Exercise description: Each entry below must appear in the answer exactly as written.

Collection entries

════════

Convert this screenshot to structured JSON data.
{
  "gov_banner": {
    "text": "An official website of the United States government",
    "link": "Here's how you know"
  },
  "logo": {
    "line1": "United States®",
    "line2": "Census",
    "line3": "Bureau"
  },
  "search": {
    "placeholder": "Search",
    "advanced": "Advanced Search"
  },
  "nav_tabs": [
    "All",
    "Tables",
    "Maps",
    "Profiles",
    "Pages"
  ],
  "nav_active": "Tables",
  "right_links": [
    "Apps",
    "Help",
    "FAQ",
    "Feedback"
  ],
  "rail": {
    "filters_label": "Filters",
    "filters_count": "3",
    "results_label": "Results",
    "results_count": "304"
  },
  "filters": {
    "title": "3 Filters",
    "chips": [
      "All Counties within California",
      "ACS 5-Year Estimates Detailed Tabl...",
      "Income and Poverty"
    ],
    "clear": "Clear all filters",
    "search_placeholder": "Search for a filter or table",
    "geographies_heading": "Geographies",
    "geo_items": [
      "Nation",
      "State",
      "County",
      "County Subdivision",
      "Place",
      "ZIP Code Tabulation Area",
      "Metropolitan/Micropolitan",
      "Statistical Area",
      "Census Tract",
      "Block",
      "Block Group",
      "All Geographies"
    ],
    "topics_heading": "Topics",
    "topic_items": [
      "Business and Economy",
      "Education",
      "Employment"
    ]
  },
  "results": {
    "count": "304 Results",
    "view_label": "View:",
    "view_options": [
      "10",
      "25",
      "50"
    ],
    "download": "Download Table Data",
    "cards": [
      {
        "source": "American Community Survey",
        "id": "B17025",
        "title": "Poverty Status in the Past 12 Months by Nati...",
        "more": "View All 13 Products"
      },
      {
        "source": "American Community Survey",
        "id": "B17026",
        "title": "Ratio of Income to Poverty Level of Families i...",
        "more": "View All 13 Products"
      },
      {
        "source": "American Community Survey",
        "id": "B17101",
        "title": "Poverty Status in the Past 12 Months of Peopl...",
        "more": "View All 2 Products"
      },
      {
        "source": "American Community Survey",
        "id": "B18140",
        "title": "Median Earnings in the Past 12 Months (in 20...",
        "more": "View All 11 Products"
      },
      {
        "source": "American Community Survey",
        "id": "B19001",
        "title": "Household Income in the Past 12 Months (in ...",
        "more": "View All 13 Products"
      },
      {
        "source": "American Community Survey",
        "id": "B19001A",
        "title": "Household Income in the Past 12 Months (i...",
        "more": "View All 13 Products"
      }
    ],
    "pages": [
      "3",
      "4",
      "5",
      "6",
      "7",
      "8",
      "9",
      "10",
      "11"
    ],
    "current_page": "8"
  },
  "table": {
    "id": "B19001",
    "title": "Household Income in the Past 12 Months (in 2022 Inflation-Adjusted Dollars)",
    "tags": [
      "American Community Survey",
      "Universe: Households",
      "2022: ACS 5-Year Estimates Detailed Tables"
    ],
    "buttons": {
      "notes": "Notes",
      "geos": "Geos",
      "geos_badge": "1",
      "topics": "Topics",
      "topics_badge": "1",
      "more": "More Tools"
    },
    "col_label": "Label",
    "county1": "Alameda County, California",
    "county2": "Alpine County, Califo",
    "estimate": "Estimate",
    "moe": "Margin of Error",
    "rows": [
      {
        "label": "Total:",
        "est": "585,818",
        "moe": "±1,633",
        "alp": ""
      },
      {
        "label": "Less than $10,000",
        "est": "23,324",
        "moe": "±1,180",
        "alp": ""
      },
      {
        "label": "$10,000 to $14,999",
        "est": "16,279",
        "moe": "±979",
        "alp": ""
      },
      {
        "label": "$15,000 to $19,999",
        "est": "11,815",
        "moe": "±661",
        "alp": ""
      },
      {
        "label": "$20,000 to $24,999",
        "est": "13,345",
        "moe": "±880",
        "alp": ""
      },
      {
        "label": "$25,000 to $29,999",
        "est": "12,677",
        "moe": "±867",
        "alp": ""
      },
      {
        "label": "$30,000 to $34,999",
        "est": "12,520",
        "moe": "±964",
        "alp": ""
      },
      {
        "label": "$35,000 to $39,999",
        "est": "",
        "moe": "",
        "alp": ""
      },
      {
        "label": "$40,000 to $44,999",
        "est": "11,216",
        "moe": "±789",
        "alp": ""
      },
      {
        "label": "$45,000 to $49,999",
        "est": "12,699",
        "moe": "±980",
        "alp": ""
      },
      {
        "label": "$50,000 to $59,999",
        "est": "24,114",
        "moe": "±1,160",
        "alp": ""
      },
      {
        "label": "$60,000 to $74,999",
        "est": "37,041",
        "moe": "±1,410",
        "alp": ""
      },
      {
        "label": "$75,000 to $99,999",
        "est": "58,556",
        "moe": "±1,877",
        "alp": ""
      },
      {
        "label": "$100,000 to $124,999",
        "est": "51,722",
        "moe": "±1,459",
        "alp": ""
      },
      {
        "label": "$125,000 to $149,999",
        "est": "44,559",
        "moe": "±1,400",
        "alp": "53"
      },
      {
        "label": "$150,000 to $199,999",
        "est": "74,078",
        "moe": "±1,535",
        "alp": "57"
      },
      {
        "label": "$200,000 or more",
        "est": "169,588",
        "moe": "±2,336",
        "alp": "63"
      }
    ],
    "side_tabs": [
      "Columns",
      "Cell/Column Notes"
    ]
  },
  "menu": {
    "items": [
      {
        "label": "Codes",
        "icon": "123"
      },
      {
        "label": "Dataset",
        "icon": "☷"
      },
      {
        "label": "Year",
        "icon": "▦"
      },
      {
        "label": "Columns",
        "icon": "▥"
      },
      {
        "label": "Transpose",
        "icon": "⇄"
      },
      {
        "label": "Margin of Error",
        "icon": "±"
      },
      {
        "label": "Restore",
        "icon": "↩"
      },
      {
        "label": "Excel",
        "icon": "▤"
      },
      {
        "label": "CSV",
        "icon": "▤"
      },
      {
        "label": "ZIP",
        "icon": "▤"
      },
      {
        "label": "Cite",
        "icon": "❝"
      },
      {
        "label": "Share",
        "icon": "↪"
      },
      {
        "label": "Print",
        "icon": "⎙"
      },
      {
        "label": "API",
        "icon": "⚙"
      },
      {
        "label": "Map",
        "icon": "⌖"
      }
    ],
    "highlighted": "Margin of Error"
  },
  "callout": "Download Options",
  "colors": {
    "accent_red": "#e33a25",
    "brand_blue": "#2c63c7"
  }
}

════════

Task solution:
Convert this screenshot to structured JSON data.
{
  "gov_banner": {
    "text": "An official website of the United States government",
    "link": "Here's how you know"
  },
  "logo": {
    "line1": "United States®",
    "line2": "Census",
    "line3": "Bureau"
  },
  "search": {
    "placeholder": "Search",
    "advanced": "Advanced Search"
  },
  "nav_tabs": [
    "All",
    "Tables",
    "Maps",
    "Profiles",
    "Pages"
  ],
  "nav_active": "Tables",
  "right_links": [
    "Apps",
    "Help",
    "FAQ",
    "Feedback"
  ],
  "rail": {
    "filters_label": "Filters",
    "filters_count": "3",
    "results_label": "Results",
    "results_count": "304"
  },
  "filters": {
    "title": "3 Filters",
    "chips": [
      "All Counties within California",
      "ACS 5-Year Estimates Detailed Tabl...",
      "Income and Poverty"
    ],
    "clear": "Clear all filters",
    "search_placeholder": "Search for a filter or table",
    "geographies_heading": "Geographies",
    "geo_items": [
      "Nation",
      "State",
      "County",
      "County Subdivision",
      "Place",
      "ZIP Code Tabulation Area",
      "Metropolitan/Micropolitan",
      "Statistical Area",
      "Census Tract",
      "Block",
      "Block Group",
      "All Geographies"
    ],
    "topics_heading": "Topics",
    "topic_items": [
      "Business and Economy",
      "Education",
      "Employment"
    ]
  },
  "results": {
    "count": "304 Results",
    "view_label": "View:",
    "view_options": [
      "10",
      "25",
      "50"
    ],
    "download": "Download Table Data",
    "cards": [
      {
        "source": "American Community Survey",
        "id": "B17025",
        "title": "Poverty Status in the Past 12 Months by Nati...",
        "more": "View All 13 Products"
      },
      {
        "source": "American Community Survey",
        "id": "B17026",
        "title": "Ratio of Income to Poverty Level of Families i...",
        "more": "View All 13 Products"
      },
      {
        "source": "American Community Survey",
        "id": "B17101",
        "title": "Poverty Status in the Past 12 Months of Peopl...",
        "more": "View All 2 Products"
      },
      {
        "source": "American Community Survey",
        "id": "B18140",
        "title": "Median Earnings in the Past 12 Months (in 20...",
        "more": "View All 11 Products"
      },
      {
        "source": "American Community Survey",
        "id": "B19001",
        "title": "Household Income in the Past 12 Months (in ...",
        "more": "View All 13 Products"
      },
      {
        "source": "American Community Survey",
        "id": "B19001A",
        "title": "Household Income in the Past 12 Months (i...",
        "more": "View All 13 Products"
      }
    ],
    "pages": [
      "3",
      "4",
      "5",
      "6",
      "7",
      "8",
      "9",
      "10",
      "11"
    ],
    "current_page": "8"
  },
  "table": {
    "id": "B19001",
    "title": "Household Income in the Past 12 Months (in 2022 Inflation-Adjusted Dollars)",
    "tags": [
      "American Community Survey",
      "Universe: Households",
      "2022: ACS 5-Year Estimates Detailed Tables"
    ],
    "buttons": {
      "notes": "Notes",
      "geos": "Geos",
      "geos_badge": "1",
      "topics": "Topics",
      "topics_badge": "1",
      "more": "More Tools"
    },
    "col_label": "Label",
    "county1": "Alameda County, California",
    "county2": "Alpine County, Califo",
    "estimate": "Estimate",
    "moe": "Margin of Error",
    "rows": [
      {
        "label": "Total:",
        "est": "585,818",
        "moe": "±1,633",
        "alp": ""
      },
      {
        "label": "Less than $10,000",
        "est": "23,324",
        "moe": "±1,180",
        "alp": ""
      },
      {
        "label": "$10,000 to $14,999",
        "est": "16,279",
        "moe": "±979",
        "alp": ""
      },
      {
        "label": "$15,000 to $19,999",
        "est": "11,815",
        "moe": "±661",
        "alp": ""
      },
      {
        "label": "$20,000 to $24,999",
        "est": "13,345",
        "moe": "±880",
        "alp": ""
      },
      {
        "label": "$25,000 to $29,999",
        "est": "12,677",
        "moe": "±867",
        "alp": ""
      },
      {
        "label": "$30,000 to $34,999",
        "est": "12,520",
        "moe": "±964",
        "alp": ""
      },
      {
        "label": "$35,000 to $39,999",
        "est": "",
        "moe": "",
        "alp": ""
      },
      {
        "label": "$40,000 to $44,999",
        "est": "11,216",
        "moe": "±789",
        "alp": ""
      },
      {
        "label": "$45,000 to $49,999",
        "est": "12,699",
        "moe": "±980",
        "alp": ""
      },
      {
        "label": "$50,000 to $59,999",
        "est": "24,114",
        "moe": "±1,160",
        "alp": ""
      },
      {
        "label": "$60,000 to $74,999",
        "est": "37,041",
        "moe": "±1,410",
        "alp": ""
      },
      {
        "label": "$75,000 to $99,999",
        "est": "58,556",
        "moe": "±1,877",
        "alp": ""
      },
      {
        "label": "$100,000 to $124,999",
        "est": "51,722",
        "moe": "±1,459",
        "alp": ""
      },
      {
        "label": "$125,000 to $149,999",
        "est": "44,559",
        "moe": "±1,400",
        "alp": "53"
      },
      {
        "label": "$150,000 to $199,999",
        "est": "74,078",
        "moe": "±1,535",
        "alp": "57"
      },
      {
        "label": "$200,000 or more",
        "est": "169,588",
        "moe": "±2,336",
        "alp": "63"
      }
    ],
    "side_tabs": [
      "Columns",
      "Cell/Column Notes"
    ]
  },
  "menu": {
    "items": [
      {
        "label": "Codes",
        "icon": "123"
      },
      {
        "label": "Dataset",
        "icon": "☷"
      },
      {
        "label": "Year",
        "icon": "▦"
      },
      {
        "label": "Columns",
        "icon": "▥"
      },
      {
        "label": "Transpose",
        "icon": "⇄"
      },
      {
        "label": "Margin of Error",
        "icon": "±"
      },
      {
        "label": "Restore",
        "icon": "↩"
      },
      {
        "label": "Excel",
        "icon": "▤"
      },
      {
        "label": "CSV",
        "icon": "▤"
      },
      {
        "label": "ZIP",
        "icon": "▤"
      },
      {
        "label": "Cite",
        "icon": "❝"
      },
      {
        "label": "Share",
        "icon": "↪"
      },
      {
        "label": "Print",
        "icon": "⎙"
      },
      {
        "label": "API",
        "icon": "⚙"
      },
      {
        "label": "Map",
        "icon": "⌖"
      }
    ],
    "highlighted": "Margin of Error"
  },
  "callout": "Download Options",
  "colors": {
    "accent_red": "#e33a25",
    "brand_blue": "#2c63c7"
  }
}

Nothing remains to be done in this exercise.